REQUIREMENT:
Once every line below has been checked for "accent", give only the number of lines that have it.

□ □ □ □

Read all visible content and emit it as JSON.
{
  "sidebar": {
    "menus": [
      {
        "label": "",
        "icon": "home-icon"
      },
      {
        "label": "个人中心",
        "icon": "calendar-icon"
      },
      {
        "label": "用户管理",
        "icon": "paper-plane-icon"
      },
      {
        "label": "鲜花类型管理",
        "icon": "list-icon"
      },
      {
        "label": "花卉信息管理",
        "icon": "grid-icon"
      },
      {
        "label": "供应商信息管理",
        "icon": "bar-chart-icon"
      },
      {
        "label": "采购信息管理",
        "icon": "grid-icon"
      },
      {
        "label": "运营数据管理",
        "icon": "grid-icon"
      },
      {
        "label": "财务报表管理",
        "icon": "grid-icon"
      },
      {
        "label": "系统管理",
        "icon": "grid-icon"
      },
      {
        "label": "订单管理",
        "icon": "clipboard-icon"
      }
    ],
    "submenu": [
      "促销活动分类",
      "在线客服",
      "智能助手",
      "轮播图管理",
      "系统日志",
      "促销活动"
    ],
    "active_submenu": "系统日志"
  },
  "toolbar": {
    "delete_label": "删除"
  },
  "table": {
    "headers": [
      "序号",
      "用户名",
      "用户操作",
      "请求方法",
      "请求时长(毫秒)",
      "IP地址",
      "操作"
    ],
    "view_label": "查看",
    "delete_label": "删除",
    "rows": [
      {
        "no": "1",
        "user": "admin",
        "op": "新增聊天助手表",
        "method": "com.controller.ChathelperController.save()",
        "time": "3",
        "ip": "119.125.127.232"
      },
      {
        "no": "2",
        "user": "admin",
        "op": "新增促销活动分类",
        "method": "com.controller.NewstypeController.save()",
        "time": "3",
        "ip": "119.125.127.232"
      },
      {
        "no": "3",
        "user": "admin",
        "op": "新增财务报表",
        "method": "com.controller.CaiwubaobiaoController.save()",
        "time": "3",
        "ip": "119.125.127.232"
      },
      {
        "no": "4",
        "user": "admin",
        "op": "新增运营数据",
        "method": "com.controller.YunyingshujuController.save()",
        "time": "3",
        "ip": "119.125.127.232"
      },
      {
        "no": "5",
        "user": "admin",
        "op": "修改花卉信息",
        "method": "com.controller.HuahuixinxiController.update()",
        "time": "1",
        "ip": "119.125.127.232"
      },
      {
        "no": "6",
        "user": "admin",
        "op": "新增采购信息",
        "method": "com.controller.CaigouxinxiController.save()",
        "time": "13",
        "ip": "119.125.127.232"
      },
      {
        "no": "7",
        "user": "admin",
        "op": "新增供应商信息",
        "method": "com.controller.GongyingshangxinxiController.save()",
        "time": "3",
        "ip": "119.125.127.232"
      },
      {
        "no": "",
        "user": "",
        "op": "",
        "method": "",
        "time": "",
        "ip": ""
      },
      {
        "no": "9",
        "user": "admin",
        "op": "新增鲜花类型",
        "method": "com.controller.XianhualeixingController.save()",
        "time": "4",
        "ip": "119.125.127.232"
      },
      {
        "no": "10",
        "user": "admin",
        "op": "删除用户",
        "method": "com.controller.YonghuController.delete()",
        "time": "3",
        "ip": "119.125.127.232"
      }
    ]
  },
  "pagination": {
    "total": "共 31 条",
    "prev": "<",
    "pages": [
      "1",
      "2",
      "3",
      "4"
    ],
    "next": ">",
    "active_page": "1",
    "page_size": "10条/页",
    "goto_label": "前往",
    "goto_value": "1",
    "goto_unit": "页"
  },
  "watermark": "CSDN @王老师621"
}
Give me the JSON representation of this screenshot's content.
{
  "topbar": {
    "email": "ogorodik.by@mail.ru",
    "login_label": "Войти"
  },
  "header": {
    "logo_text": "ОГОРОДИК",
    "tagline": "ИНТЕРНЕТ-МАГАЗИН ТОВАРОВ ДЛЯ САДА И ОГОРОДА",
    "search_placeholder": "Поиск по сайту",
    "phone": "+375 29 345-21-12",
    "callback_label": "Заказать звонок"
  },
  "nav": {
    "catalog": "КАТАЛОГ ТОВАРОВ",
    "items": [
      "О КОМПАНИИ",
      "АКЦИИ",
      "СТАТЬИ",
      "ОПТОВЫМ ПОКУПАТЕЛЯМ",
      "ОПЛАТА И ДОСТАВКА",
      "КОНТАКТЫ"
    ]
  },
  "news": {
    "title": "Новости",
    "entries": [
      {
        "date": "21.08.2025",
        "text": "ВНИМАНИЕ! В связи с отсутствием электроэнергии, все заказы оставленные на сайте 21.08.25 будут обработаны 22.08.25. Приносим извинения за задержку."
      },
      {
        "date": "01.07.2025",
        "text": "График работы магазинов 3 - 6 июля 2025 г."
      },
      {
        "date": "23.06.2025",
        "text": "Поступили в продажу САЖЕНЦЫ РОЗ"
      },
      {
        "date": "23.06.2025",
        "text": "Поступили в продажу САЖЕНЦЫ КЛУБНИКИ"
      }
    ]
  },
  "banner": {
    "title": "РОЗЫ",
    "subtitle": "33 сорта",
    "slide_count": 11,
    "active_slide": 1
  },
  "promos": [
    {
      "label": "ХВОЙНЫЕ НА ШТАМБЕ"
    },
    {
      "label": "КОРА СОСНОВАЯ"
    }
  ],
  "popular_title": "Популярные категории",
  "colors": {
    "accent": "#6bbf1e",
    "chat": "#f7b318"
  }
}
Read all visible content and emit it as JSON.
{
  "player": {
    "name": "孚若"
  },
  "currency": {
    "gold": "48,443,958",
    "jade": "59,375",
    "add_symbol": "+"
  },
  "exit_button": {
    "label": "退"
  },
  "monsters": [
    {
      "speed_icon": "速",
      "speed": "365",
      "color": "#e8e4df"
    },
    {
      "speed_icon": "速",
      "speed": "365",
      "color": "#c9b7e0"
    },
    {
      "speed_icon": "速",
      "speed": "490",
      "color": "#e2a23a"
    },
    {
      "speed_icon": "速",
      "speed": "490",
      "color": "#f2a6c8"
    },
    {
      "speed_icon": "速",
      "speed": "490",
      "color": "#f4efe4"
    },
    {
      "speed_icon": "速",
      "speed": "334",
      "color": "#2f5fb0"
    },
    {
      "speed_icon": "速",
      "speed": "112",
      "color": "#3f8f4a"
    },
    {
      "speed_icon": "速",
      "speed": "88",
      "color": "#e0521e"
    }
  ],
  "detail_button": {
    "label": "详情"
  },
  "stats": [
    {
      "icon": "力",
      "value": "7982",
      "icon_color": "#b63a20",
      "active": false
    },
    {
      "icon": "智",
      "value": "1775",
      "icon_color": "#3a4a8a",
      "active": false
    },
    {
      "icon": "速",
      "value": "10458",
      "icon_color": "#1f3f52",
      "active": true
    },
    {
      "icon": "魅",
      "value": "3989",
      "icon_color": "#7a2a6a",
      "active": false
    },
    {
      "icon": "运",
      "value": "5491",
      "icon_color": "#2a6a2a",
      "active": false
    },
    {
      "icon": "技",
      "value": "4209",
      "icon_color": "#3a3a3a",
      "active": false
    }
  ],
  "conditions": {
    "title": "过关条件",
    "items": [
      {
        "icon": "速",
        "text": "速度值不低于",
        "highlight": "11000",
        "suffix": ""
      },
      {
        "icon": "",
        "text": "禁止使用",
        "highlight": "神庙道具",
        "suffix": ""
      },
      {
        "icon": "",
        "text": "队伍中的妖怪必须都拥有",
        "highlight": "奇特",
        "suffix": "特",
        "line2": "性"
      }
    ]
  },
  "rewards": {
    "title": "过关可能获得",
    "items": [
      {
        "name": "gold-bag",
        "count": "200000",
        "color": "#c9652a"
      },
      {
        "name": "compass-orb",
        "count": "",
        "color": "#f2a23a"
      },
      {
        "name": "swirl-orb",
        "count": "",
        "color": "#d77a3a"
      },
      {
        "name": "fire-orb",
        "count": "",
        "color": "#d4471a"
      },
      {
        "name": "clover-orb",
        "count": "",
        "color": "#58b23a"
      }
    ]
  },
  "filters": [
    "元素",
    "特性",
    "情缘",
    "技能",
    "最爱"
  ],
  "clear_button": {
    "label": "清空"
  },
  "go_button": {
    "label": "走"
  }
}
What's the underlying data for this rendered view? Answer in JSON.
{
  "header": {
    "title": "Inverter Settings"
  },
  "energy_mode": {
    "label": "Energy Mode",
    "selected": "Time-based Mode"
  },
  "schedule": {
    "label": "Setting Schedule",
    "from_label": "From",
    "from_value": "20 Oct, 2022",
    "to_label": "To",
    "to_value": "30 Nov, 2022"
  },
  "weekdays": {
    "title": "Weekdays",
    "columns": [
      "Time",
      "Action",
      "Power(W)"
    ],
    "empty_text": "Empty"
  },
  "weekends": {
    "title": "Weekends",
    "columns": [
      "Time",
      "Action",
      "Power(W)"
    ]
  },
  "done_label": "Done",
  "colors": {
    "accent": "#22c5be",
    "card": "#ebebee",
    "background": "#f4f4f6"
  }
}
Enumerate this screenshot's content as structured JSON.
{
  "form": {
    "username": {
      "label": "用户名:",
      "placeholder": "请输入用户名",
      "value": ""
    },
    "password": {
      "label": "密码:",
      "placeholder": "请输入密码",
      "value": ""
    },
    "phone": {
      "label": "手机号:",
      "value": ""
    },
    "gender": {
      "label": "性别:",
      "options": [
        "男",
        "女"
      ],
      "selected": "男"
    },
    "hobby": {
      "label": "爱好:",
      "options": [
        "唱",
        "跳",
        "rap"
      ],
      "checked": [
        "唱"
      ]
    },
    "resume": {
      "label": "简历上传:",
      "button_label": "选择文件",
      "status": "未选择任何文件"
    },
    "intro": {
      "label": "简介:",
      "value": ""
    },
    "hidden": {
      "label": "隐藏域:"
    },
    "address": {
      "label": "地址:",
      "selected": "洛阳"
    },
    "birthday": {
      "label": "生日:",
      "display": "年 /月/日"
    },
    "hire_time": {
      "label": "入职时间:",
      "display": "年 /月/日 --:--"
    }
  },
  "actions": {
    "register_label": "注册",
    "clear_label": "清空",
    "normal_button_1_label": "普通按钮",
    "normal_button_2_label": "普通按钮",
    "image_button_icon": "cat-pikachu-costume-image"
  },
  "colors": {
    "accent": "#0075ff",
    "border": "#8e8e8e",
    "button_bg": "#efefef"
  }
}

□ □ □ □

WRITTEN REPLY:
3